Bruce Coslet begins his second head coaching job with a lot of problems and little room to maneuver.
The Cincinnati Bengals are 1-6, headed for their sixth consecutive losing season. Fans have deserted them. The locker room is divided. The coaching staff is stressed.
It’s a much tougher predicament for Coslet, who got to start from scratch with the New York Jets . Coslet, an offensive coordinator who took over for Dave Shula on Monday, is boxed in by circumstances.
With a home game against Jacksonville only five days away, Coslet had not even spoken to the team as a whole by Tuesday. Players had two days off after returning from a 28-21 loss in San Francisco.
“I’ve just started the process of telling them what I think needs to be done,” Coslet said Tuesday afternoon. “So far, so good. They’ve been receptive. We’ll see how that portrays on the field.
“I’m like the fans out there — I’m a little skeptical right now. And they have a reason to be, and so do I. Nobody’s comfortable. It’s just a major change and it’s going to be a difficult time for the next several weeks.”
Tension is palpable at the team’s Spinney Field complex. As reporters were escorted to Coslet’s office for an interview Tuesday, two assistant coaches got into a fight in an office down the hall. Other coaches came running to break it up.

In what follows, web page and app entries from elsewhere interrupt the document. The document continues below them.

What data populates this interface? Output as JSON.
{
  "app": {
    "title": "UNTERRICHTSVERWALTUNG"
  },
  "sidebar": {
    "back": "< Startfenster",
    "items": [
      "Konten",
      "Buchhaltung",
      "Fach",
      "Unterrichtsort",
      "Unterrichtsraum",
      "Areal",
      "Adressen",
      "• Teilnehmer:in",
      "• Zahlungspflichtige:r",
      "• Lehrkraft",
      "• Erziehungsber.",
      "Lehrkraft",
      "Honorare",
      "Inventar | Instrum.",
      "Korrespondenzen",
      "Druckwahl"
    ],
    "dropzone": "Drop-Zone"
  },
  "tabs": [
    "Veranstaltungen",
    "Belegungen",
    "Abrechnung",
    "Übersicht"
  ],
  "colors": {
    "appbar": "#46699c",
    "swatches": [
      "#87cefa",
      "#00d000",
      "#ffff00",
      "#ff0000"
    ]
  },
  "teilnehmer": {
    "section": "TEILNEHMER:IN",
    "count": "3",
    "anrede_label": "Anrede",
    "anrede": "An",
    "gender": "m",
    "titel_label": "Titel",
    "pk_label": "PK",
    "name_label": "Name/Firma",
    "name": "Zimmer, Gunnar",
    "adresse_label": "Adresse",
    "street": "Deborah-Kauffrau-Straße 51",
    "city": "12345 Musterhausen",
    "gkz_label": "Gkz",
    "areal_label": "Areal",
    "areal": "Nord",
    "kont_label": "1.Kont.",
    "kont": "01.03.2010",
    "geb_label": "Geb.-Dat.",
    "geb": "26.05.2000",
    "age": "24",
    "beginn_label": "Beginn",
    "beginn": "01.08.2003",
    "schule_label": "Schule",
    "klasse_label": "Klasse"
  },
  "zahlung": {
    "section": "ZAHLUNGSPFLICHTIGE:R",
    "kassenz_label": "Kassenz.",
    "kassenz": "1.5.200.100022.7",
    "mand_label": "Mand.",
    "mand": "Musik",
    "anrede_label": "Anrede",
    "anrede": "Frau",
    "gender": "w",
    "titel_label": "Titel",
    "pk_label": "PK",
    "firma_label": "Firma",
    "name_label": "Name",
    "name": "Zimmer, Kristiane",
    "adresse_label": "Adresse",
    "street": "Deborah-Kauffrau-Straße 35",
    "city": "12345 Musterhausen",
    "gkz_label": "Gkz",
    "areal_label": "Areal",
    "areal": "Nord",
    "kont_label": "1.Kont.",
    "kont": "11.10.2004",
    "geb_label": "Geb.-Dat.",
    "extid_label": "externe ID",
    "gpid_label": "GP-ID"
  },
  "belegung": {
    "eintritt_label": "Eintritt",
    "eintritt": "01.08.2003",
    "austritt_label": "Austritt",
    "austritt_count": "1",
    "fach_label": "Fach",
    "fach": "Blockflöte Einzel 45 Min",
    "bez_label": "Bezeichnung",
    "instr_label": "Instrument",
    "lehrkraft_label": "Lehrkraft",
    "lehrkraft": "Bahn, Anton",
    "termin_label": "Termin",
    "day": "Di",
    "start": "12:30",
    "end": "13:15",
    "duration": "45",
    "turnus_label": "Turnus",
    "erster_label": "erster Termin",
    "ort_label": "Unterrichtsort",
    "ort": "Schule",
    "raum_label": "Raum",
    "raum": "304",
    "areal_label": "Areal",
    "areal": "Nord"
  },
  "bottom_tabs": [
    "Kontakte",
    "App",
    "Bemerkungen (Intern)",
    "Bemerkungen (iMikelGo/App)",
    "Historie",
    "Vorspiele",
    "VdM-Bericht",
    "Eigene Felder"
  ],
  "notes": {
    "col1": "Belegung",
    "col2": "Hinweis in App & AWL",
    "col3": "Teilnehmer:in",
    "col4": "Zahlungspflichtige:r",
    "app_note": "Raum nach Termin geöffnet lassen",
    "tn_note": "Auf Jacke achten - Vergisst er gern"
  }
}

“Hey, it’s a stressful time for everybody,” Coslet said. “We’re like family, we’re together so much. So something like that is not out of the ordinary. I’ve seen it happen before. And this has been a very stressful week. So don’t read anything into it. There’s nothing to it.”
Players also are showing the strain. Quarterback Jeff Blake, who was with Coslet in New York, walked past reporters trying to get his reaction Monday.
“I’m not talking about the coaching change,” Blake said.
Other players said there was division in the locker room.
“I think that has got to change,” offensive lineman Scott Brumfield said. “No matter who’s coaching this team, we’re never going to win unless everybody pulls together. You definitely have players going their own ways. No matter who’s coaching, you’re never going to win with factions.”
Coslet’s job is to fill in the holes in talent and get the players working together, and to do it quickly. Although president Mike Brown talked about Coslet as a long-term coach, he has not given him a contract beyond this season.
“It’s almost overwhelming,” Coslet said of the team’s deficiencies. “It’s just one game at a time. We won’t fix it all this week. What we miss, we’ll pick up the next week, then the next, the next, the next.”
Coslet has experienced what it’s like to be a head coach, serving four years in New York. He led the Jets to the playoffs, and was fired after going 8-8..
“We have better personnel here than there was at the Jets when I first took over. There’s more talent here,” Coslet said. “The Jets were in a sad state of affairs, they really were. We went to the playoffs my second year there really doing it with mirrors. Their overall talent level was not good.”
In New York, Coslet had a few skirmishes with the media, got into a shouting match with fans at Giants Stadium during a game, and spent a lot of time defending his play-calling.
Coslet said he learned from his first head coaching job and is more qualified the second time around.
“I think I did a pretty good job in New York,” Coslet said. “I think I’ll do a better job just because of the experience factor. I made a lot of mistakes being kind of a green coach there. Also, I did a lot of good things.”
In New York, he showed he wasn’t afraid to make changes.
“Bruce kept us motivated and we were always well-prepared,” Jets safety Lonnie Young said. “I think he’ll try to make the necessary changes over there and get that situation going in the direction he wants. He’s not one to sit around and not do things.”